The report said the “internet company” had previously closed some of Adebowale’s accounts because its automated system had flagged up terrorist associations, but did not pass on this information to the authorities. The subsequent exchange in question, which the company’s systems did not flag at the time, graphically described Adebowale’s intent to murder a soldier.

The report stated:

We take the view that, when possible links to terrorism trigger accounts to be closed, the company concerned – and other Communications Service Providers – should accept their responsibility to review these accounts immediately and, if such reviews provide evidence of specific intention to commit a terrorist act, they should pass this information to the appropriate authority.

On the basis of the evidence we have received, the company does not have procedures to prevent terrorists from planning attacks using its networks… We further note that [web firms] attributed the lack of monitoring to the need to protect their users’ privacy. However, where there is a possibility that a terrorist atrocity is being planned, that argument should not be allowed to prevail.

There is, of course, always a possibility that any platform or space is being used to plot a terrorist act, be it a social network or a bar. By this logic, there should never be privacy, and everyone that facilitates communication between people should police what they say.

Echoing the recent words of new GCHQ spy chief Robert Hannigan, the report went on to say that the difficulty British spies face in accessing data from U.S. web service providers was “of great concern.” Edward Snowden’s revelations about NSA-GCHQ cooperation and programs such as PRISM would indicate otherwise.

British ISPs recently agreed to filter out extremist material from what people in the country can see online. I have little doubt that the Rigby murder will be used as justification for further censorship and surveillance in the U.K., by those who believe that communications service providers should act as police for what their customers do with their services.

UPDATE (5.30am PT): That didn’t take long. In Parliament, Prime Minister David Cameron just said that “things need to change” regarding “the role and responsibilities of internet companies in helping to keep us safe.” He added that new legislation was needed to make sure the government could intercept all internet communications.
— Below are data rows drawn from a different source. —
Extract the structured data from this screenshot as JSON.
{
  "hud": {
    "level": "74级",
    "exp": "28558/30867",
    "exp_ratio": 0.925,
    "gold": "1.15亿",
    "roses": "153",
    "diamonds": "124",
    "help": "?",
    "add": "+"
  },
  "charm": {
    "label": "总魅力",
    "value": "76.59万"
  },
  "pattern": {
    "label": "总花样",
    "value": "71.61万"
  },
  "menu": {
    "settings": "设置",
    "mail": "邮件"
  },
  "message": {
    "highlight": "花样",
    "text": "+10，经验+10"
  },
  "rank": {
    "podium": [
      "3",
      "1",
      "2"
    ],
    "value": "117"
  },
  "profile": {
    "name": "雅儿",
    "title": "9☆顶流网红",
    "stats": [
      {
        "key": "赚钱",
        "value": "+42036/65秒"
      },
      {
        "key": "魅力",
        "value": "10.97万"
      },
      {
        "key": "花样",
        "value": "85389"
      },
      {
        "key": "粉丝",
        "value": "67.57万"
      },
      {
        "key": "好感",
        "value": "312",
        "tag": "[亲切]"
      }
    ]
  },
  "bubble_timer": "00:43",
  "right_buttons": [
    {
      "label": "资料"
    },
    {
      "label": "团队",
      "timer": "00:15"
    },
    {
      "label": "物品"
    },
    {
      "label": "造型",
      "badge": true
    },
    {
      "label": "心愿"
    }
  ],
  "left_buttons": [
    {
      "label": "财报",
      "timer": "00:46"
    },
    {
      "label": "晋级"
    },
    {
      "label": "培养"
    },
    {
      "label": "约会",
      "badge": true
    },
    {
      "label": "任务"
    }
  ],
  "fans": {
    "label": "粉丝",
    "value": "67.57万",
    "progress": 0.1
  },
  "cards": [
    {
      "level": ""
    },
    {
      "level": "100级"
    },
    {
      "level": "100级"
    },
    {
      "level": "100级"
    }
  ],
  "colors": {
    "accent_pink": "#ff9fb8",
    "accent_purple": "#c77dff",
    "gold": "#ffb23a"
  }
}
This article was updated at 8.40am to note that the internet company was, according to the BBC, Facebook.